Rob Cheng has an intriguing piece on IDG Connect’s blog sharing insights into the evolving global malware writing industry, and how it prompted the US Department of Homeland Security (DHS) to take the drastic step of advising users to disable Java. You can read it here. What it highlights is that effective IT Security requires ‘Defence in Depth’, more than ever. Here are MailGuard’s thoughts on the matter.
The internet has democratised business and spawned a new breed of business models that were previously not possible. One negative example affecting IT security is that it has enabled malware writers to operate businesses selling “zero day exploit” kits with impunity.
Attacking a company with malware is now very easy because programming skills are no longer required. If an attacker can fork out for a kit (typically costing in the region of $3000), they will more than likely be able to attack an organisation with code that won’t be detected by the target’s anti-virus (AV).
This is very bad news for companies, governments and organisations with sensitive and valuable information because espionage is a lucrative business.
It’s also a very big challenge for AV companies because even for a single vulnerability there can be thousands of exploits, each potentially requiring new signatures to be written. Staying ahead of the game to crush new malware and viruses can prove difficult.
The severity of the issue is highlighted by DHS advising organisations to stop using Java. After all, they have no ulterior motive to give out this kind of warning. It also illustrates how vulnerable you can be if you only engage a single vendor. Relying on one vendor means protection of your core infrastructure is determined by how timely security patches are released.
Malware detection and prevention will no doubt embrace fresh methodologies such as detection of anomalous network traffic after base-lining legitimate traffic and increasingly sophisticated heuristic analysis.

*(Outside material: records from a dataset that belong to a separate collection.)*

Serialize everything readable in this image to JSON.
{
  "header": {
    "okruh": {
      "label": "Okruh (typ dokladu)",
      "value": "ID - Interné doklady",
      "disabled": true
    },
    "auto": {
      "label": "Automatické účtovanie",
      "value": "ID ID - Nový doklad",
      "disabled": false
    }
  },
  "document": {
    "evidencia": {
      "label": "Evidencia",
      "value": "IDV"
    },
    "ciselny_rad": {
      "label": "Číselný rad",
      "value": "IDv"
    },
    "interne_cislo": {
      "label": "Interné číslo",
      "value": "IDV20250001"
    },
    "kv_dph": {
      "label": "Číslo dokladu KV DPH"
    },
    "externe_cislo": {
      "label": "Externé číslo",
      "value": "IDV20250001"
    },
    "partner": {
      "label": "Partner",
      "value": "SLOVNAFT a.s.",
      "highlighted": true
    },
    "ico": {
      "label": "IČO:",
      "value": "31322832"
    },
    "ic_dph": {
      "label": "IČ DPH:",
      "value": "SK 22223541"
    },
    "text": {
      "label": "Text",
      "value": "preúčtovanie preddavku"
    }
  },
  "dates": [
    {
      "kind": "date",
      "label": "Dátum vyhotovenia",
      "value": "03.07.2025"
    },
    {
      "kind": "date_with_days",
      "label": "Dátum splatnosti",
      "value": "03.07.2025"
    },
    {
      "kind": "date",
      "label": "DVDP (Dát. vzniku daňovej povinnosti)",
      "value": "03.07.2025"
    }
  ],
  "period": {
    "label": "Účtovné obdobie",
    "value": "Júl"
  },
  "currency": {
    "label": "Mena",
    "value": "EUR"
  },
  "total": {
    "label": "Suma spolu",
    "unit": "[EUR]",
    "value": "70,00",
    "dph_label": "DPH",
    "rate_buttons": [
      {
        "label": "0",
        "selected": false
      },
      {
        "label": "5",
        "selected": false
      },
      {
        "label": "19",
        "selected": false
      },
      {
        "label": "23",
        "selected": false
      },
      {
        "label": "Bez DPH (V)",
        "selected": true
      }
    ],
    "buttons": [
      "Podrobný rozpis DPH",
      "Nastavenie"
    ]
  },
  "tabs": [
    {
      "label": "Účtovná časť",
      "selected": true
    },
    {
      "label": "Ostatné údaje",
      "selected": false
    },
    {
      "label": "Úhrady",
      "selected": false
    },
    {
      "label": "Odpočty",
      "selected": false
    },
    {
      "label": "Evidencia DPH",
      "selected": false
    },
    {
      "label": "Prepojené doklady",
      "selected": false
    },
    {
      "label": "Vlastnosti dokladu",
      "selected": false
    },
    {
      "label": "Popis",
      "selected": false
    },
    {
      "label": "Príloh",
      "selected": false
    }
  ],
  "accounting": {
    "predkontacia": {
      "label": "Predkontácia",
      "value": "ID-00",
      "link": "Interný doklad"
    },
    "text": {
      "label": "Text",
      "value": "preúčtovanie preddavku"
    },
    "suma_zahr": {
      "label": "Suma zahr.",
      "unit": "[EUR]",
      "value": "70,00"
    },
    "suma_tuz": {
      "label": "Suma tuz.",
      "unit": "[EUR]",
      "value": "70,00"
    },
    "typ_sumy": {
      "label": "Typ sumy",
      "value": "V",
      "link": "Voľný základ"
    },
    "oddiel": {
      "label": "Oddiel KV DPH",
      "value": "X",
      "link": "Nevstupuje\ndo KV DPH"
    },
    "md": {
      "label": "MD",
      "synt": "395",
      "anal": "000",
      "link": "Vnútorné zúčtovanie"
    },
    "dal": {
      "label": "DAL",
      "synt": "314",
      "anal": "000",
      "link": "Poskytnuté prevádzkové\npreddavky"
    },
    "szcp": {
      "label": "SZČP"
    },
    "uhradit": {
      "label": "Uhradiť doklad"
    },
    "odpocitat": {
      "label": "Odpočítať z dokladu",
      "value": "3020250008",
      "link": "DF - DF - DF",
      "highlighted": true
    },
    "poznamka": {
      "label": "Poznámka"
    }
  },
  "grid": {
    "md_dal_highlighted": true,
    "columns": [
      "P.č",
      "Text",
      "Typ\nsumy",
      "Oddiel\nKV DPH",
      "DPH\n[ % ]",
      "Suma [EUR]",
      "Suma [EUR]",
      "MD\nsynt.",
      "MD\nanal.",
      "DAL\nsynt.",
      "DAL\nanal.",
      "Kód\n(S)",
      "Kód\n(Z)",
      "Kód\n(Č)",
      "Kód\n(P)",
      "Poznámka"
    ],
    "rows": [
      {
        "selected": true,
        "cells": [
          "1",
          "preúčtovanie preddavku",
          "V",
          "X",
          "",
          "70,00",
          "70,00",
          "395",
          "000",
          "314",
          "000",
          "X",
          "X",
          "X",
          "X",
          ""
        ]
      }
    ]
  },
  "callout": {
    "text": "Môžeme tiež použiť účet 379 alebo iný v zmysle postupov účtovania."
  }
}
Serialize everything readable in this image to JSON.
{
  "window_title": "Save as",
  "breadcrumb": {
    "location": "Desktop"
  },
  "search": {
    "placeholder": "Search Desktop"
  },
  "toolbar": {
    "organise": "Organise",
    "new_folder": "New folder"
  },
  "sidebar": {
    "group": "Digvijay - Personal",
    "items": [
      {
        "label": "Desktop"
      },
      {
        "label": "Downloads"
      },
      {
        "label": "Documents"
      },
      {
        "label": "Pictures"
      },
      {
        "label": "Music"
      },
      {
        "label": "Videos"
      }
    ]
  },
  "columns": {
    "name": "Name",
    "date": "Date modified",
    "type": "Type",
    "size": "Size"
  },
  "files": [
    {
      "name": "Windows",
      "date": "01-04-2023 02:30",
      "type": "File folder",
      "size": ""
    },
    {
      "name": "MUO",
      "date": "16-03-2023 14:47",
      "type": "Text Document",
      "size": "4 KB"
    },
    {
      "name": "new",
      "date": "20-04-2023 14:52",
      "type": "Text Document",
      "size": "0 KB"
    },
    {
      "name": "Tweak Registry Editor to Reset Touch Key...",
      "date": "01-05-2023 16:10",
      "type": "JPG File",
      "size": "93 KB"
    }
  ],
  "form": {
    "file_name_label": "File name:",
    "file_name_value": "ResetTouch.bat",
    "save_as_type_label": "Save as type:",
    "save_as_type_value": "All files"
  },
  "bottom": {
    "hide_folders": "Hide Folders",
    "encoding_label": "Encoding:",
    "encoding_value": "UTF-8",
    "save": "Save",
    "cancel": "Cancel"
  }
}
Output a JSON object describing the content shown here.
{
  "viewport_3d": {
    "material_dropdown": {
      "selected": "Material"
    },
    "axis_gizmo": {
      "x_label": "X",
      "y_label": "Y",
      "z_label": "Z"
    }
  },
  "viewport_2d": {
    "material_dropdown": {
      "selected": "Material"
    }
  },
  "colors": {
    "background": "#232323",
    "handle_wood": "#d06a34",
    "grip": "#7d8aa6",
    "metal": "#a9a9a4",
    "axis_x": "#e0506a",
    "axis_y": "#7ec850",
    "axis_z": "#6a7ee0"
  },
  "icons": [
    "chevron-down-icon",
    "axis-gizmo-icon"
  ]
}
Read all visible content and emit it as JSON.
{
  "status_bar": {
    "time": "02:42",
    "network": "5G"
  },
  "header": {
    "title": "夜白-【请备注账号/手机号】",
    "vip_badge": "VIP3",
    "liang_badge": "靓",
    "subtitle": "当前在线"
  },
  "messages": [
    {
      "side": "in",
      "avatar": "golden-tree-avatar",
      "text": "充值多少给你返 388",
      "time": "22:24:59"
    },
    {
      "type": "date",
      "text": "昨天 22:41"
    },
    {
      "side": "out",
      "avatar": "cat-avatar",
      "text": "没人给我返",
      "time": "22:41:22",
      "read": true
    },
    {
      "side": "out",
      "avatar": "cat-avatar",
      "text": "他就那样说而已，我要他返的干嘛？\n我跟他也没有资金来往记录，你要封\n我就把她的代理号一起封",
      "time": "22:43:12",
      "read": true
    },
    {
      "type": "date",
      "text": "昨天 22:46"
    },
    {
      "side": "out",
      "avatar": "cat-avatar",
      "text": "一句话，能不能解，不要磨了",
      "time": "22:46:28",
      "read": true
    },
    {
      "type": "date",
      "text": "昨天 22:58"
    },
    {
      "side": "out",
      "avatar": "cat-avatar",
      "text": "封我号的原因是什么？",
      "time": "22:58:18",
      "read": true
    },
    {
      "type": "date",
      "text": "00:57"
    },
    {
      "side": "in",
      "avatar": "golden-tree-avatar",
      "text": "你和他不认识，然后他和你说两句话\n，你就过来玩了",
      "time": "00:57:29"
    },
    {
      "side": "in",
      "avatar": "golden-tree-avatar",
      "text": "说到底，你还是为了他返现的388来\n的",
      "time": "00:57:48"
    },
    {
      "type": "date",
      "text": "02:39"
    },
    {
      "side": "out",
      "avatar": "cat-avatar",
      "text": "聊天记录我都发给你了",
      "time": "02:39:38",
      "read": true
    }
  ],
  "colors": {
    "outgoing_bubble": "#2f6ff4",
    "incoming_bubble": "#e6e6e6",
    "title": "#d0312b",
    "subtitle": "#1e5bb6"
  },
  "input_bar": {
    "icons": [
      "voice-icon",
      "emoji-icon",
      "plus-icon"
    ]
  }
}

But the reality of the situation right now is that simply running desktop and perimeter AV is not enough.
Using ‘Defence in Depth’ is more important than ever.
What is ‘Defence in Depth’ and how does it work?
Defence in Depth is based on a military strategy in that defences are there to delay rather than prevent the advance of an attacker. The more layers of defence you have, the attack will lose momentum and you’ll have more time to respond appropriately.
In an IT context, a Defence in Depth strategy is designed to increase the cost and effort of an attack against an organisation. Having multiple layers of defence not only improves capacity to detect attacks, it also allows more time to respond to attacks such that a successful attack will not fully compromise a business.
In order to mitigate the risks of data breaches and malware attacks, businesses should be aware of the need to create strategic and multi-layered security architectures.
How MailGuard can help you practice Defence in Depth
For businesses that are sensibly keen to practice Defence in Depth, they can add additional security layers using MailGuard’s cloud security solutions. Both MailGuard (which stops email borne threats) and WebGuard (which stops web borne threats) are vital components in a Defence in Depth strategy because they use AV scanning using multiple engines as well as policy based blocking or quarantining.
Collaboration between AV vendors is also a fundamental part of Defence in Depth and MailGuard plays an important role in the AV community. Due to the large volume of email we filter in the cloud, MailGuard is in a unique position to constantly trend suspicious emails, block them as spam, and submit them to AV vendors in an extremely timely manner. Often we’ll see the new malware and AV definitions by the vendor some hours later.
How to implement Defence in Depth for your business
If you’d like to discuss Defence in Depth with a cloud security expert today, email email@example.com.
(Image by soldiersmediacenter (The US Army) using a CC by 2.0 license)